- The primary purpose of a beta exam is to distinguish statistically significant questions from statistically insignificant ones, where those that fall in the first category distinguish those who know their stuff from those who don’t in a measurable way, and those that fall in the second category are either too hard (nobody gets them right) or too easy (everybody gets them right) to be counted. Thus, some percentage of questions you will answer on a beta exam won’t contribute to your score.
- Any number of questions that appear on the beta will be stricken from the final, polished version of the exam that gets a 70-xxx exam number (beta exams are numbered 71-xxx). Munson’s blog mention that questions may be stricken “…because they are psychometrically unsound, unclear/ambiguous, or technically inaccurate…” This means you’ll want to be ready for a wider range of weirdness than usual, when you sit down to take a beta exam as opposed to a published and polished one.
- If you take the beta exam for a fee, but early in the post-free period while the results are being analyzed and tabulated, cut scores determined, good questions kept in and bad ones tossed out, you still have to wait quite a while to get your exam results (almost as long, in fact, as those who took the free beta, and for the same reasons).
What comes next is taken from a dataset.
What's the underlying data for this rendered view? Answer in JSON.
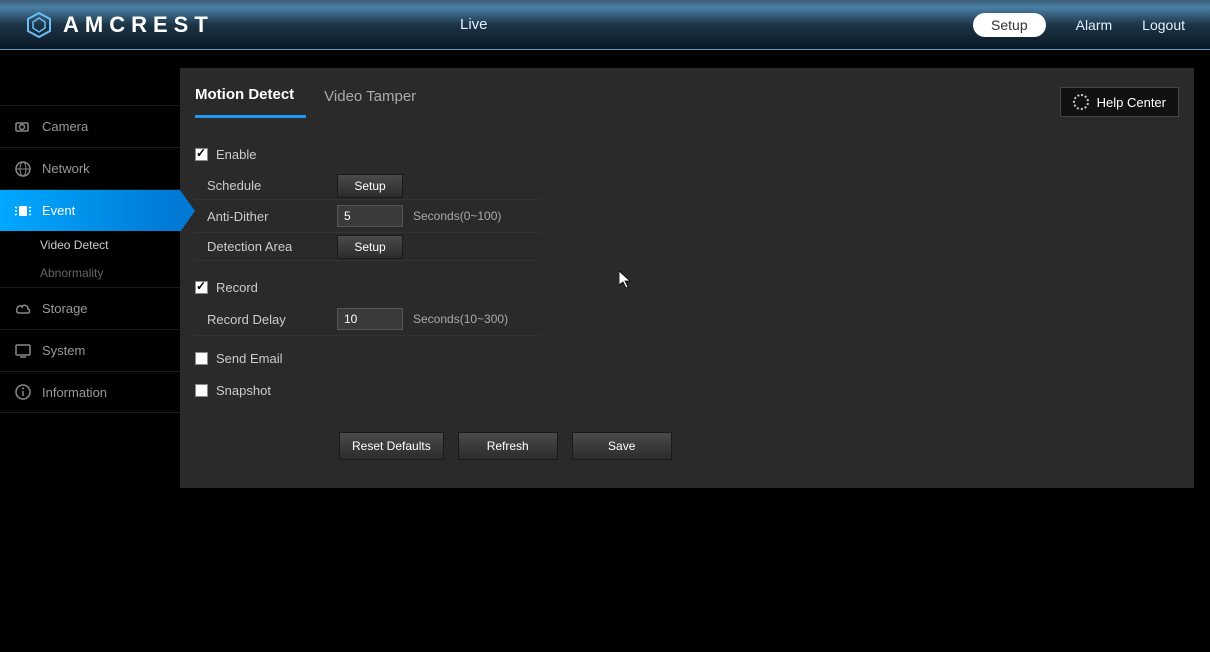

Nevertheless, for those who want or need to get in on certification as early as possible when and as new exams appear, I believe this is mostly a good news scenario, simply because it accelerates the time-frame during which you can attempt — and possibly even get credit for — hot new topics as they make their debuts. Certainly for folks like me who write about cert exams, this is great news, because if we can sit for a beta exam it tells us a lot more about what the exam developers are thinking a lot sooner than waiting to take the cleaned-up version once it is released. And with many Exam Crams and other study guides seeking to hit the market as close to exam release dates as possible, this is a real boon to folks who make their livings by helping exam candidates learn and understand necessary concepts, tools, and technologies to help them prepare for the final version when it hits the streets.